Category: News

GFBR fellowships – applications open on 14 November 2018

Applications open on 14 November for GFBR Fellowships on the theme the ‘ethics of data sharing and biobanking in health research’. Find out details of what Fellowships are available and how to apply here. An up-to-date list of potential fellowship hosts is available from the GFBR secretariat. The deadline for applications is 16 January 2019 9.00am GMT.

Continue Reading

GFBR award 2018 – nominations now open

The annual GFBR award recognises an individual’s significant contribution to progress in international research ethics. If you know someone who has demonstrated their long-term commitment to research ethics, contributes to the field globally, not just locally and has influenced change in guidelines and/or regulation, we’d love to hear from you! Nomination should be made using

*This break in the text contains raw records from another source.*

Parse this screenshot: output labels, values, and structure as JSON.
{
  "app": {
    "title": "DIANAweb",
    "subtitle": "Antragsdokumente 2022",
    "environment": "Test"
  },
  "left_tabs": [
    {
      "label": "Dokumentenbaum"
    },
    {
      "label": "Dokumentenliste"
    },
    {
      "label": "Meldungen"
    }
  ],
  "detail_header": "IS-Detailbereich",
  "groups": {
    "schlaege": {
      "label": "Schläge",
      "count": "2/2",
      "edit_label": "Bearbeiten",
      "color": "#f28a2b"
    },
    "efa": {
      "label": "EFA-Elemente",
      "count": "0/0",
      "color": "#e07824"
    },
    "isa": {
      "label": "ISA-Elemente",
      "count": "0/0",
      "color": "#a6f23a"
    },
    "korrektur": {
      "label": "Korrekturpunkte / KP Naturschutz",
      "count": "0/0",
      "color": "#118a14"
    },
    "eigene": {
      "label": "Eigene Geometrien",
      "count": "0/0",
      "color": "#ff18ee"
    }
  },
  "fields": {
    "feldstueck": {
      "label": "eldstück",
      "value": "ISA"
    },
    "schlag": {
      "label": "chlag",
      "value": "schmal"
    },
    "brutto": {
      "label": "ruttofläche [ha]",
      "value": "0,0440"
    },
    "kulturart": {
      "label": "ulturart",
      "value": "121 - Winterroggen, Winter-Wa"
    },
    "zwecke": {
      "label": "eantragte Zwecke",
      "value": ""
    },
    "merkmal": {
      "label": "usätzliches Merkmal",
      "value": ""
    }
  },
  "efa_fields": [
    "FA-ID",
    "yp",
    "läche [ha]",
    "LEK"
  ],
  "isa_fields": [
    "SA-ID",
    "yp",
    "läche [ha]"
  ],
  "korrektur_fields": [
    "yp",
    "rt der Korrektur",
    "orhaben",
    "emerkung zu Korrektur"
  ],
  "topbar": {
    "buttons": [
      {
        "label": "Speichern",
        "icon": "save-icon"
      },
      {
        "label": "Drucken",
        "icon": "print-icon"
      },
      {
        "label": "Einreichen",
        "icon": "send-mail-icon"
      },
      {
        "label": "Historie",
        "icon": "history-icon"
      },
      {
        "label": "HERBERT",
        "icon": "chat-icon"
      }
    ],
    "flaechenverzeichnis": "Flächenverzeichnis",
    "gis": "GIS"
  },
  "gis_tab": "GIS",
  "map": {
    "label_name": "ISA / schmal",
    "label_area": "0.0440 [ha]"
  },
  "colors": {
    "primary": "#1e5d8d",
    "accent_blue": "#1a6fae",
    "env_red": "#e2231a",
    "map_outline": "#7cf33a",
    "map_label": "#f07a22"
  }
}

Continue Reading

Call now open for GFBR 2018

The Global Forum on Bioethics in Research (GFBR) will hold a two-day meeting in Cape Town, South Africa, on 13-14 November 2018 on the theme of: “the ethics of data sharing and biobanking in health research”. Data sharing and biobanking are increasingly being used to support global health research. These approaches have the potential to

Continue Reading

Congratulations Jim Lavery!

Jim Lavery is recipient of the GFBR 2017 award in recognition of his significant contribution to progress in international research ethics. Jim is Hilton Chair in Global Health Ethics, Professor in the Hubert Department of Global Health in the Rollins School of Public Health, and Faculty of the Center for Ethics, Emory University, Atlanta, Georgia. GFBR is delighted

Continue Reading

GFBR fellowships – applications now open!

Applications are now open for the GFBR Fellowships on the theme ‘ethics of alternative clinical trial designs and methods in LMIC research’. Find out details of what Fellowships are available and how to apply here. An up-to-date list of potential fellowship hosts is available from the GFBR secretariat. The deadline for applications is 22 January

Continue Reading

GFBR 2017 takes place next week! Follow the events on Twitter

Next week the GFBR will convene two meetings in Bangkok, Thailand. The main meeting will be on the theme the ‘ethics of alternative clinical trial designs and methods in LMIC research’. This two day meeting will be followed by a satellite on the ‘ethics of research with refugee and migrant populations’, which the GFBR has

Continue Reading

Fellowship publication

Congratulation to GFBR fellow Derrick Aarons on the publication of his paper ‘Research in epidemic and emergency situations: A model for collaboration and expediting ethics review in two Caribbean countries’ in Developing World Bioethics. Derrick was awarded his fellowship after the 2015 GFBR meeting on ‘emerging epidemic infections and experimental medical treatments’. His project involved

Continue Reading

GFBR award – nominations now open

The annual GFBR award recognises an individual’s significant contribution to progress in international research ethics. If you know someone who has demonstrated their long-term commitment to research ethics, contributes to the field globally, not just locally and has influenced change in guidelines and/or regulation, we’d love to hear from you! Nomination should be made using

Continue Reading

GFBR fellowships 2016/2017 awarded!

We are pleased to announce that the second round of GFBR Fellowships have been awarded. Following a competitive process, the recipients of GFBR Fellowships for 2016-17 are: Dr Ricardo Palacios – Instituto Butantan, Brasil – “Development of reference documents to incorporate pregnant women in vaccine clinical development plans” Dr Irene Melamed – Latin American School

Continue Reading

Call now open for GFBR 2017

The GFBR will hold a two-day meeting in Bangkok, Thailand, on 28-29 November 2017 on the theme of: “the ethics of alternative clinical trial designs and methods in low- and middle- income country research”. Alternative clinical trial designs and methods are increasingly being used in place of the conventional randomised controlled clinical trial (RCT) in

Continue Reading